We were privileged to attend the showing of Vox Lumiere's Hunchback of Notre Dame last night at the Cutler Majestic Theater, where the cantilevered balconies are held up by plaster angels. It's a busy show with a lot to pay attention to. This is an attempt to make a silent movie more palatable to a modern audience by adding rock music, live synchronized dancing, interpretive lyrics and parenthetical video displays to the iconic 1923 silent film of the same name starring Lon Chaney. When this show is good, it is very good. When it's not very good you can always watch the movie, which never disappoints. It is considered a classic for a reason.
A caveat: I am a silent film buff. Not a fanatic, but I do seek them out and enjoy them as they were intended. I recently saw DJ Spooky's "Rebirth of a Nation," which attempts much of what Vox Lumiere is trying to do, at the Beehive, but without the live stagecraft. I enjoyed both attempts at trying to make the silent medium attractive to a modern audience. Both attempts had their pros and cons. The pro at the Beehive was dinner and drinks. The con at the Cutler Majestic was a lot happening at the same time.
Toward the end of Act One of Vox Lumiere's show, the kineticism of the dancers and singers subsides a bit and they and the band act more as a soundtrack foil to what is happening on screen. The intent of the show starts to gel around the Court of Miracles depicted in the film: the intent of all these electric guitar riffs is to bring people to appreciate what was crafted in 1923.
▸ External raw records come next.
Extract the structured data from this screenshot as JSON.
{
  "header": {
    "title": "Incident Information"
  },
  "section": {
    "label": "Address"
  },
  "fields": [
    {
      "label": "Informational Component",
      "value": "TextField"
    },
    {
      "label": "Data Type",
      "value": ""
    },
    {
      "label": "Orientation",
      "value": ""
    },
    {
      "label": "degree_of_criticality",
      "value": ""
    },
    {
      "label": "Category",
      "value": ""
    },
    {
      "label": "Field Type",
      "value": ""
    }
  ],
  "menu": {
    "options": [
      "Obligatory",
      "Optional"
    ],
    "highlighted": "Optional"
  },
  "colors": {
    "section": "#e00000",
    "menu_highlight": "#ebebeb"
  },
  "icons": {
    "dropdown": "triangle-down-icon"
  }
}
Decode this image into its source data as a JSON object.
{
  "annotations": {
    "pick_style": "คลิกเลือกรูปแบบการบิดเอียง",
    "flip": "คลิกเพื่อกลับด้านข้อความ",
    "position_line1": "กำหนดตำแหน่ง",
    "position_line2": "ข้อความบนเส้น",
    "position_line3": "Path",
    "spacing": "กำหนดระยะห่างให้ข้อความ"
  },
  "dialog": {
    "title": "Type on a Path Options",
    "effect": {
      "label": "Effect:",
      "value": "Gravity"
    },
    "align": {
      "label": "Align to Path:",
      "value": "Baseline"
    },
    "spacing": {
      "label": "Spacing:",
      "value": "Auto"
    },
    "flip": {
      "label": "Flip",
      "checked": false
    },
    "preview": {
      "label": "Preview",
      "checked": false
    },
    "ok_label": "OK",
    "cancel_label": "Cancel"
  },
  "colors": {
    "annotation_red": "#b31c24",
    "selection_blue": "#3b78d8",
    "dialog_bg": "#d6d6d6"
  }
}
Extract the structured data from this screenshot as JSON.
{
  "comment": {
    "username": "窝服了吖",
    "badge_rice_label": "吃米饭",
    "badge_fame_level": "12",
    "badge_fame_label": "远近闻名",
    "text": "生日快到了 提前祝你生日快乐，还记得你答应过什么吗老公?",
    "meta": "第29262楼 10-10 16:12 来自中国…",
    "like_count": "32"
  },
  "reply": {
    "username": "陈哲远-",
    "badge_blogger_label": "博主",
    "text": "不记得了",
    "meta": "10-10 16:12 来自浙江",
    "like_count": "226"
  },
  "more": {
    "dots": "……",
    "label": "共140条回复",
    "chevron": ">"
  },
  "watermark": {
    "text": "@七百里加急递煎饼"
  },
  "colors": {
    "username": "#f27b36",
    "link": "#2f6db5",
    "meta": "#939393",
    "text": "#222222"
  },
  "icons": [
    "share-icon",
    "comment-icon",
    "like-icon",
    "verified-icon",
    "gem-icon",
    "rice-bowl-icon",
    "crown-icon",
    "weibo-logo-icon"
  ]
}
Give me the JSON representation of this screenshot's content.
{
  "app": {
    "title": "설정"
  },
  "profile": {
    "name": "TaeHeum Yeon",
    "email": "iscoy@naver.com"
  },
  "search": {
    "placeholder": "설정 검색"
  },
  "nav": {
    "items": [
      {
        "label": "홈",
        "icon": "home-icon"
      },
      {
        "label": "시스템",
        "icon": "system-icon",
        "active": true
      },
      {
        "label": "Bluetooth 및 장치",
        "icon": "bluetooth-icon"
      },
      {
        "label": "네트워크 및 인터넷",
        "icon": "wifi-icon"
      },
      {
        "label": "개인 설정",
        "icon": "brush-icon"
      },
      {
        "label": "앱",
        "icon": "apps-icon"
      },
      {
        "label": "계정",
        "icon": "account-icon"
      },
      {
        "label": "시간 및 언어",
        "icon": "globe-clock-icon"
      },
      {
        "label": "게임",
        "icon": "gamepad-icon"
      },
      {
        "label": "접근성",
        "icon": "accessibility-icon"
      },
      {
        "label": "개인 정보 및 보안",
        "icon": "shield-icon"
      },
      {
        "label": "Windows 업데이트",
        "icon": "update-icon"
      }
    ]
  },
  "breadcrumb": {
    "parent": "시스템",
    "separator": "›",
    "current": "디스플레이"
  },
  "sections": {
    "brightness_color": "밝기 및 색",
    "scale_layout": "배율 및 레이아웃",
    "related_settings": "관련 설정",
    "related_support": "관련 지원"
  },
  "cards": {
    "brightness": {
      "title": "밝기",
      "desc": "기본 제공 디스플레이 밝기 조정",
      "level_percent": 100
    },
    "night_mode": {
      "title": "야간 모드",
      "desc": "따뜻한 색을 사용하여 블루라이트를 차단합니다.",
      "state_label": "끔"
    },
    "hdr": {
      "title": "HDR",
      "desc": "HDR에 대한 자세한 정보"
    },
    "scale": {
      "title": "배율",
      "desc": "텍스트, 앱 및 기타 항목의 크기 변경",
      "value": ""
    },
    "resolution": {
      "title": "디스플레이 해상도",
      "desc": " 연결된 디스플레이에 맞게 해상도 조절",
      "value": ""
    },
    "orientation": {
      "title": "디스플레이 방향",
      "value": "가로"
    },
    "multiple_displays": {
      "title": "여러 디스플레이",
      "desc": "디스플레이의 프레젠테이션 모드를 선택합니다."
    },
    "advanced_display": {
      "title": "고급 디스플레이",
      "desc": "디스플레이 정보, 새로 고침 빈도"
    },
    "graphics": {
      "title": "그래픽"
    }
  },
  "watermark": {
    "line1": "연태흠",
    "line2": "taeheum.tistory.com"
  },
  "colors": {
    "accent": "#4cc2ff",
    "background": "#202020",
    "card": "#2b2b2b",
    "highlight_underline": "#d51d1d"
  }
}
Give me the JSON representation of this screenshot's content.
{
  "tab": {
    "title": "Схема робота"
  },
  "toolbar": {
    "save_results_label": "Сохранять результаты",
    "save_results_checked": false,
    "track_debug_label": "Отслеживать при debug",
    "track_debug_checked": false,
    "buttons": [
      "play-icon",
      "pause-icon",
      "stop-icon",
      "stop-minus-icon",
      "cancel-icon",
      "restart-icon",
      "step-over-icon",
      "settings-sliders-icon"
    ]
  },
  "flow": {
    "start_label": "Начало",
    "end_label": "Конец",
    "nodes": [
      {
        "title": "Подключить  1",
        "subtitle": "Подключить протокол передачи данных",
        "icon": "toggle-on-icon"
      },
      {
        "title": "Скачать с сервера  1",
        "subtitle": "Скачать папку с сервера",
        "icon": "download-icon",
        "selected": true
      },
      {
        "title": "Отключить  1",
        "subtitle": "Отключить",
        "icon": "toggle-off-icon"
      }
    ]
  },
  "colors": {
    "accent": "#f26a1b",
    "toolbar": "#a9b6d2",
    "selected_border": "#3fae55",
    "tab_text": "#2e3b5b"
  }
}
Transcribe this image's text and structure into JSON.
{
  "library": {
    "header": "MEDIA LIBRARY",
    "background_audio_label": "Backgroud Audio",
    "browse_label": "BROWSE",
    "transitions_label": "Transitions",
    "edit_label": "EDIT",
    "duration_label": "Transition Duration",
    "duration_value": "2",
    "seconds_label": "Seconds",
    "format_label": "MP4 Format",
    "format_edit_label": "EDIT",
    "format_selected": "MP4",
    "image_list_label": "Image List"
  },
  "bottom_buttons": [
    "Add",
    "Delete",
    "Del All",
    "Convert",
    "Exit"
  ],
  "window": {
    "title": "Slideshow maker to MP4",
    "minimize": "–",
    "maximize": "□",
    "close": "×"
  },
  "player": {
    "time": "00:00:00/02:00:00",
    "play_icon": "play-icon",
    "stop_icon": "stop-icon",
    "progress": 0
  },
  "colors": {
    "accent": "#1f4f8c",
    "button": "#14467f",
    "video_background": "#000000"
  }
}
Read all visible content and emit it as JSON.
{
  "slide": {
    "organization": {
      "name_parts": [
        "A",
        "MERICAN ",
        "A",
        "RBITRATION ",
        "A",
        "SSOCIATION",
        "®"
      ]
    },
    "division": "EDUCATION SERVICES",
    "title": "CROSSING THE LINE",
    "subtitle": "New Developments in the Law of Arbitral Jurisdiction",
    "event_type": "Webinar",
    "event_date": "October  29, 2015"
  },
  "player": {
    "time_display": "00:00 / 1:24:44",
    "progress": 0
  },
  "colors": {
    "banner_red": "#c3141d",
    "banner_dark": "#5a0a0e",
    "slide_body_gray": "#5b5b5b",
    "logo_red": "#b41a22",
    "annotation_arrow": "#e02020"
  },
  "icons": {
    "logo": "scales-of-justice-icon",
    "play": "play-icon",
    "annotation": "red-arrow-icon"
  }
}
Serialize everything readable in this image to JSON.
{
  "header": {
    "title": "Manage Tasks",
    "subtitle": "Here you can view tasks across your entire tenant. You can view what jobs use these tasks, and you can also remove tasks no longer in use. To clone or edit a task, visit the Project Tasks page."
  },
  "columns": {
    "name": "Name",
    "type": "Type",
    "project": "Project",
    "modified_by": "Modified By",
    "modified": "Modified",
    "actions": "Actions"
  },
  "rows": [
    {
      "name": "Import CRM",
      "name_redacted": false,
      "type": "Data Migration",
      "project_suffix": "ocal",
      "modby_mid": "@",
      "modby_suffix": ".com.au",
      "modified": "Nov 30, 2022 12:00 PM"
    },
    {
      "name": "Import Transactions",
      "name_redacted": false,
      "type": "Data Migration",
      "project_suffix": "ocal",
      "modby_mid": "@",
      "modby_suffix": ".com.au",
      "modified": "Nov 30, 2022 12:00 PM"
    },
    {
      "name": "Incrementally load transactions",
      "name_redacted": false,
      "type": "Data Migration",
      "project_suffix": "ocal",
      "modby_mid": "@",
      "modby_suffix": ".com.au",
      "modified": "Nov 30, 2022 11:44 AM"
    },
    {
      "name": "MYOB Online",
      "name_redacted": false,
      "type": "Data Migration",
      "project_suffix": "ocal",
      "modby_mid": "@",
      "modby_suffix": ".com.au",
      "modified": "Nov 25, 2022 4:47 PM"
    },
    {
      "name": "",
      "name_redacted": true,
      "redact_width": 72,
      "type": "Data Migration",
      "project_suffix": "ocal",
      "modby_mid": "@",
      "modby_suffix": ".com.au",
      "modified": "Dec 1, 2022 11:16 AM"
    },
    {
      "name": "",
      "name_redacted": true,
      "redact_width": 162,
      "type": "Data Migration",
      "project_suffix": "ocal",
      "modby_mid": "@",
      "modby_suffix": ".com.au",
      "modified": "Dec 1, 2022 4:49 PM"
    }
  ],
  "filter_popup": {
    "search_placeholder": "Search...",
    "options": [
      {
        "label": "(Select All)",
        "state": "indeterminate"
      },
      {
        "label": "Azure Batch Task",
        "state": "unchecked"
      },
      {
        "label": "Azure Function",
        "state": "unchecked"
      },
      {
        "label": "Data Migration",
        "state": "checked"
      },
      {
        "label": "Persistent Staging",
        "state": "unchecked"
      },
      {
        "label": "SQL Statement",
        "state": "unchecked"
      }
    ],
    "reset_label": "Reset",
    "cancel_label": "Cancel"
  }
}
Before Act Two begins there an entr' acte performance during which the crew performs without the distraction of the movie playing behind them. This was rousing and cemented the idea that there are layers going on in this show that both have to do with the film and don't. Had there been a similar introduction, the audience would have been better prepared. There was a bit of debate during intermission about what exactly the audience was supposed to be taking away from this spectacle.
Act Two brings everything together in a unique way that shouldn't be missed. Whether the live performance is needed or not as a complement to the film is an open question. The film isn't considered a classic without reasons. It is full of iconic scenes that are more than just wallpaper for music video dance moves. Quasimodo clambering or rappelling down the facade of Notre Dame cathedral, his public whipping, his riding the bells for the sheer joy of it, his bittersweet death, are all worth the price of admission. The star of this show, 80-something years after its filming, is still Lon Chaney, the Man of a Thousand Faces. He is peerless.
I didn't run into anyone disappointed afterwards. If you've never been tempted to see a silent movie this a good introduction. If you want to show a date a good time you will find it here. You'll certainly have enough to talk about afterwards. The show runs until March 29. You can see a short video and purchase tickets here.